• [WORK INSTRUCTIONS]: Using the entries below, copy out all lines where "channel" is found.

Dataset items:
*-*-*

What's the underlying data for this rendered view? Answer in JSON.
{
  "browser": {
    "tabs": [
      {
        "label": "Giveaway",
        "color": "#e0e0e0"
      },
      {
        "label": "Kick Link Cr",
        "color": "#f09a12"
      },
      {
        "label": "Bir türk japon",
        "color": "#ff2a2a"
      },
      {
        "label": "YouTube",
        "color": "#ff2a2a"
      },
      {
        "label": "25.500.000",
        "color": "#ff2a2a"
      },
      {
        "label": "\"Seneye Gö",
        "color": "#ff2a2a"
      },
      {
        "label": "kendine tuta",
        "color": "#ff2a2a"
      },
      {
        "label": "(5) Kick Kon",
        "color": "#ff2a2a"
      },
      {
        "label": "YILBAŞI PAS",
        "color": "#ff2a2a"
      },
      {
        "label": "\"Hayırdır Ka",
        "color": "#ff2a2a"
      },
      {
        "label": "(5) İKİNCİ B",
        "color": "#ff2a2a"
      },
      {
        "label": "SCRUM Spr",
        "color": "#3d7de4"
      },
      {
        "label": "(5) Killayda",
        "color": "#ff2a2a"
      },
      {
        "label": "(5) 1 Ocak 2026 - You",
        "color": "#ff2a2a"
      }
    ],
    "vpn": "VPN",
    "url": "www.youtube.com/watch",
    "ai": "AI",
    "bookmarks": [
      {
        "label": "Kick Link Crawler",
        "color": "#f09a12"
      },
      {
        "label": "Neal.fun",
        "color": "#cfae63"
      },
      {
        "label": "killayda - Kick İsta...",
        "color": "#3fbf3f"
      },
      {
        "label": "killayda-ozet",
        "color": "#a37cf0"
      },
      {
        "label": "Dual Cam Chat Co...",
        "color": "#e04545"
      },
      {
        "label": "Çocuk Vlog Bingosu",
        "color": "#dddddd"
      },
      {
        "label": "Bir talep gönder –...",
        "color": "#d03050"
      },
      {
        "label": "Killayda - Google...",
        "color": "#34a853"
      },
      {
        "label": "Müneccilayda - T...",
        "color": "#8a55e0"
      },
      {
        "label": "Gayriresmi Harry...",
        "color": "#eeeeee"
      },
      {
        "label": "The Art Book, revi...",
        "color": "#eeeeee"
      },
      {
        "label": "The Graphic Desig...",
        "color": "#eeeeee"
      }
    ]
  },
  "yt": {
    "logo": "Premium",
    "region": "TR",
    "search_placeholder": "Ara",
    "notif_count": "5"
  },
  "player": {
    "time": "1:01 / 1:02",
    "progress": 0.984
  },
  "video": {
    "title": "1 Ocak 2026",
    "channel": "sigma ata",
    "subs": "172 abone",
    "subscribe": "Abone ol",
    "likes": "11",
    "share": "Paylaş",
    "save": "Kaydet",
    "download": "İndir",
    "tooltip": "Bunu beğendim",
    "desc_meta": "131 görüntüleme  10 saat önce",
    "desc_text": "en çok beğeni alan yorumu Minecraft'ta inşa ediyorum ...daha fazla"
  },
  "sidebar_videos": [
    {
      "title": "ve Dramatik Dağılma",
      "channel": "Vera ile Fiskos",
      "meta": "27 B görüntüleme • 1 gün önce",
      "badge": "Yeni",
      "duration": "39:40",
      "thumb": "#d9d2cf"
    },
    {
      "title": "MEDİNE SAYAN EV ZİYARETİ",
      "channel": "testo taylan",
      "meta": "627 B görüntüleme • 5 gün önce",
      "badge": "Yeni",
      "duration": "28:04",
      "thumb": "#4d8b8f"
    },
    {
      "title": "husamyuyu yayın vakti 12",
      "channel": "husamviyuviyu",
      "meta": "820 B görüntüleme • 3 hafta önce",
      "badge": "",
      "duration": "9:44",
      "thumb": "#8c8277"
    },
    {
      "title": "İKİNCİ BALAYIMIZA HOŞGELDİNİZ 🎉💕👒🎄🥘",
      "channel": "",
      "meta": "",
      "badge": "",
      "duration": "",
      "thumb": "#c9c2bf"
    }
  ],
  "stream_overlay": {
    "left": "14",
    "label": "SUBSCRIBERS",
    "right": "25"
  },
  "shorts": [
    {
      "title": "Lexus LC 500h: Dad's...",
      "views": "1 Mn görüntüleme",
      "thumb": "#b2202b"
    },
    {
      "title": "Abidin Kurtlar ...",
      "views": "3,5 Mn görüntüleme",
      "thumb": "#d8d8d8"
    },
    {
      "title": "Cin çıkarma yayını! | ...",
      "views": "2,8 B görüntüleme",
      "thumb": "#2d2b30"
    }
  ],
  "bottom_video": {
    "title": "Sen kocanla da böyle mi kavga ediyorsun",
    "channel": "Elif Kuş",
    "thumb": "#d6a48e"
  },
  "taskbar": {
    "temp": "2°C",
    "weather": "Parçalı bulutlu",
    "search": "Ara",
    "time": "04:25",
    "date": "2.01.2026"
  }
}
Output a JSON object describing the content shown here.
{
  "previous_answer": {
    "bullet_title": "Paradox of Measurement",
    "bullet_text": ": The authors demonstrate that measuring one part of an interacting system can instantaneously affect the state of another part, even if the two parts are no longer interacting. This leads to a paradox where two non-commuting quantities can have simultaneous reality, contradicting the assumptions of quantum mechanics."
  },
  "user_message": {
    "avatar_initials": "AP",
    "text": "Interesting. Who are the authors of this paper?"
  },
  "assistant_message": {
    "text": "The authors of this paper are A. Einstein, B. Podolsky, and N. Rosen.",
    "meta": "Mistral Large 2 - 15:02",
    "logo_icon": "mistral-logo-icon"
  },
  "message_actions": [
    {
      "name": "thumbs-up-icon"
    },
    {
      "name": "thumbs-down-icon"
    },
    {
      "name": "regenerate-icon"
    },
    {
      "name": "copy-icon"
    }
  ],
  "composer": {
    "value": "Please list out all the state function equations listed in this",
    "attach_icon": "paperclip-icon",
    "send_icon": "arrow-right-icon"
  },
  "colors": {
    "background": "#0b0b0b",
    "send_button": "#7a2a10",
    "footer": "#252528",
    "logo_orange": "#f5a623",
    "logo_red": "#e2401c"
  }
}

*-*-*

• [ANSWER TO THIS PROBLEM]:
    "channel": "sigma ata",
      "channel": "Vera ile Fiskos",
      "channel": "testo taylan",
      "channel": "husamviyuviyu",
      "channel": "",
    "channel": "Elif Kuş",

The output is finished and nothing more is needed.